Spending on health care is concentrated among select members of the population. The elderly and chronically ill represent a large portion of health care spending, as you can see the top 1% of the U.S. population is responsible for using health services (22% of all costs in 2002), while the bottom 50% of the population resulted in only 3% of all health care spending. In California, the top 20% of the Medicaid population (aged, disabled, and chronically ill) represent almost 80% of the health spending in Medicaid. Many U.S. residents do not use health care at all, which is also not appropriate.
French or not, working or not, unemployed, child or retired, legal or illegal immigrant. There are a few exceptions but 0.1% are not covered. The French system is also not inexpensive. At $3,500 per capita, it is one of the most costly in Europe, yet it is still far less than the $6,100 per person in the U.S.

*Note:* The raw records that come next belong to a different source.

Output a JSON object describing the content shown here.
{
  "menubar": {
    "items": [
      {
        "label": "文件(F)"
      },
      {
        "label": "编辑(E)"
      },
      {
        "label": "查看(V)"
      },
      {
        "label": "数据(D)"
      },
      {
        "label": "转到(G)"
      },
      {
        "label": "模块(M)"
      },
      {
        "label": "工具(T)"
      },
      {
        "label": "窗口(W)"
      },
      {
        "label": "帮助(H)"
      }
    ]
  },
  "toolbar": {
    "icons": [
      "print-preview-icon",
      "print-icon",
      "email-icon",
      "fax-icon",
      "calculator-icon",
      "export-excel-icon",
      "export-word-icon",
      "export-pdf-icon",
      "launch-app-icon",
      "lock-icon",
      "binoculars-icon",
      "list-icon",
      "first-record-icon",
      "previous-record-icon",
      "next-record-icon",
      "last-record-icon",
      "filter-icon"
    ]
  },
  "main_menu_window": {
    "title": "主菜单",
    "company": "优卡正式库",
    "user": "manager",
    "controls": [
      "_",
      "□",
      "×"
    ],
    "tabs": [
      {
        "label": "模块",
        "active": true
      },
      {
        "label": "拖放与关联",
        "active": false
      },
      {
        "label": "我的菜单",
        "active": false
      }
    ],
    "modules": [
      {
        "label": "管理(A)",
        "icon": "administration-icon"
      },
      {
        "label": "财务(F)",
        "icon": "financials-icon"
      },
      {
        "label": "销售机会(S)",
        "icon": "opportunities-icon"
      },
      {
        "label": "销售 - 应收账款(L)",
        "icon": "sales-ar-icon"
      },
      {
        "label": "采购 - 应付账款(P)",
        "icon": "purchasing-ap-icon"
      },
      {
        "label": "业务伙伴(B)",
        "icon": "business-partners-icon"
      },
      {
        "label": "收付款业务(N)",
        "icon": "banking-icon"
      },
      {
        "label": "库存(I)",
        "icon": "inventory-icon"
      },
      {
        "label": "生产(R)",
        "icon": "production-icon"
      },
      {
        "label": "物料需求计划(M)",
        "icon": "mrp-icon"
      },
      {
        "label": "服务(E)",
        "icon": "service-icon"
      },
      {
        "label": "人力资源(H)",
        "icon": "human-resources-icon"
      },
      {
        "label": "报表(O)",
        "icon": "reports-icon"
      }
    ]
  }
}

French Medicine is based on a widely held value that the healthy should pay for care of the sick. Everyone has access to the same basic coverage through national insurance funds, to which every employer and employee contributes. The government picks up the tab for the unemployed who can not gain coverage through a family member. In France, when a family is expecting a child, it gets approx. 2,000 Euro in 3 installments and receives a monthly allowance until the child is 20. Retirement: in the range of 750 Euros/month.
All companies, whatever their size, must provide their staff with an annual visit to a doctor. The system was created over 40 years ago by Dr. Marcel Lascar. In France, the ambulances are more heavily equipped.
Medical Bill: Being worried about the health bill does not exist in France. The social consensus is “it is sad enough to be sick and must not have an additional money problem about it.”
The U.S. has a higher cancer incidence rate, and higher obesity and HIV rates than any other OECD country. However, we have lower smoking rates than other OECD countries. We also have the highest homicide rate behind Mexico.
Comparison & Contrast
Comparison & Contrast
Cost & Delivery
*$2.7 trillion spent on
health care annually
*Represents 16.6% of
*Population: 313 million
*$8047 cost per person
*$204 billion spent on
*Represents 11% of
*Population: 62.8 million
*$3300 cost per person
Half of the Population in the U.S. Uses Very Little
97% of all health spending is concentrated in half of the population!
Percentage of Expenditures
Percentage of Population Ranked by Spending
Source: Yu & Ezzati-Rice, Medical Expenditure Panel Survey Statistical Brief #81, AHRQ, May 2005.
*2.4 physicians per
*3.37 physicians per
Universal Coverage in
Everyone working in France must contribute to the French Social
Security System and everyone is entitled to benefit from it.
Threefold system: Health, Family and Retirement. Each is
financially independent from one another.
The Health System is based on the concept of providing a large
amount of help for any medical need and total help when it is
You pay according to your means and you receive (healthcare)
according to you needs.
Universal Coverage (Continued)
To grasp how the French System works, think about Medicare for the
elderly in the U.S., then expand that to encompass the entire
The Family System is financial help to all families plus various
services such as day-care or vacations centers.
The Retirement system provides minimal pension to any person who
has worked 40 years.
Responsive Health Care Providers
• Big emphasis on preventative care.
• Paid incentives based on patient outcomes.
• Little to no waiting time at doctor’s office.
• In France, one can have a doctor come their house
*SAMU: Service d’Aide Medicale Urgente
Patient and Provider Freedoms
• One can go to any doctor or hospital he or
• One can not be denied due to pre-existing
conditions or poor health.
• There is no such thing as a “medical bill” in
• Doctors have no educational loans to re-pay
for medical school.
U.S. Life Expectancy Lower than
Countries that spend far less
Life Expectancy in Years
Organisation for Economic Cooperation and Development Health Data (OECD), 2006
Hunnicutt, Susan (2010). Universal Healthcare Opposing Viewpoints.
Farmington Hills, MI: Greenhaven Press.
Moore, Michael (2007). Sicko. Dog Eat Dog Films Inc., The
Steffen, Monika (June 2010). The French Health Care System: Liberal
Universalism. Journal of Health Politics, Policy and Law, Vol. 35, No. 3.
Dutton, Paul V. (2007) French Lesson: A Model Health care System.
The International Herald Tribune. August 14, 2007.
Rochefort, Philippe (2011). Being Sick in France. Retrieved October
23, 2011, from http://www.understandfrance.org/Paris/Sick.html.
The World Health Organization Assesses the World’s Health
Systems (2000). Retrieved November 16, 2011, from